You can own a piece of fish conservation history
The eBay auction lists a letter by John Hancock, then Massachusetts Governor, concerning a provision to prevent the destruction of a river habitat for spawning fish threatened by the construction of a dam on the Merrimack River. The auction listing states:
John Hancock transmits an early river conservation measure concerning anadromous fish (fish that travel from the ocean up rivers to spawn) to his New Hampshire counterpart Meshech Weare. The law, An Act to Regulate the Catching of Salmon, Shad and Alewives, and to Remove and Prevent Obstructions in Merrimack River, and in the Other Rivers and Streams Running into the Same, within this Commonwealth, and for the Repealing Several Acts Heretofore Made for that Purpose recognizes the great benefits of maintaining common resources and retaining fish stocks for the benefit of residents of both states.

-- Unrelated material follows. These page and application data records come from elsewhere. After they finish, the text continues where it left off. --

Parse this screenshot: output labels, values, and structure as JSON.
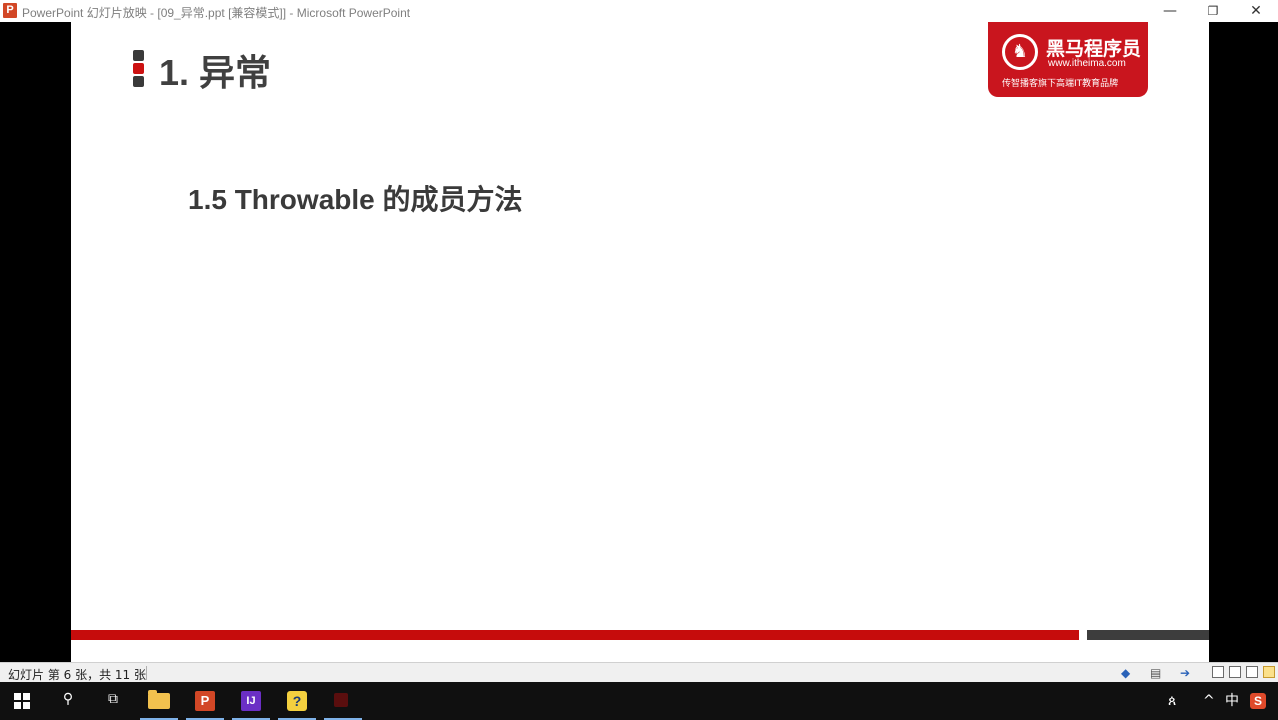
{
  "window": {
    "app_icon_letter": "P",
    "title": "PowerPoint 幻灯片放映 - [09_异常.ppt [兼容模式]] - Microsoft PowerPoint",
    "minimize_glyph": "—",
    "restore_glyph": "❐",
    "close_glyph": "✕"
  },
  "slide": {
    "heading": "1. 异常",
    "subheading": "1.5 Throwable 的成员方法",
    "logo": {
      "name": "黑马程序员",
      "url": "www.itheima.com",
      "slogan": "传智播客旗下高端IT教育品牌",
      "accent": "#c9151e"
    },
    "progress": {
      "current": 6,
      "total": 11,
      "bar_color": "#c60c0c"
    }
  },
  "statusbar": {
    "slide_info": "幻灯片 第 6 张，共 11 张",
    "icons": [
      "previous-arrow-icon",
      "notes-icon",
      "next-arrow-icon"
    ],
    "view_buttons": [
      "normal-view",
      "slide-sorter-view",
      "reading-view",
      "slide-show-view"
    ]
  },
  "taskbar": {
    "apps": [
      "start",
      "search",
      "task-view",
      "file-explorer",
      "powerpoint",
      "intellij-idea",
      "python",
      "unknown-app"
    ],
    "ppt_letter": "P",
    "ij_letter": "IJ",
    "py_letter": "?",
    "tray": {
      "people": "ጰ",
      "chevron": "^",
      "ime": "中",
      "sogou": "S"
    }
  }
}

Just how early is this document? The Constitution of the United States of America had yet been written! The new nation was still operating under the Articles of Confederation with each State operating like independent (but cooperating) nations. The document was dated October 31, 1783. It was less than two months earlier on September 3, 1783 that the United States signed the Treaty of Paris with Great Britain, effectively ending the American Revolutionary War. Yep; very early in American history indeed!
Even during the earliest years of American history when a formal government had yet been established, John Hancock - a founding father, the President of the Continental Congress, and signer of the Declaration of Independence - thought it was important for government to conserve habitats for our natural resources.
If I had $13,500 laying around, this letter would be framed behind museum glass hanging in my home office.
For the record, Advanced Aquarist is not associated with the eBay seller. We are not experts in historical documents and can neither guarantee the authenticity of this document nor whether it is valued properly.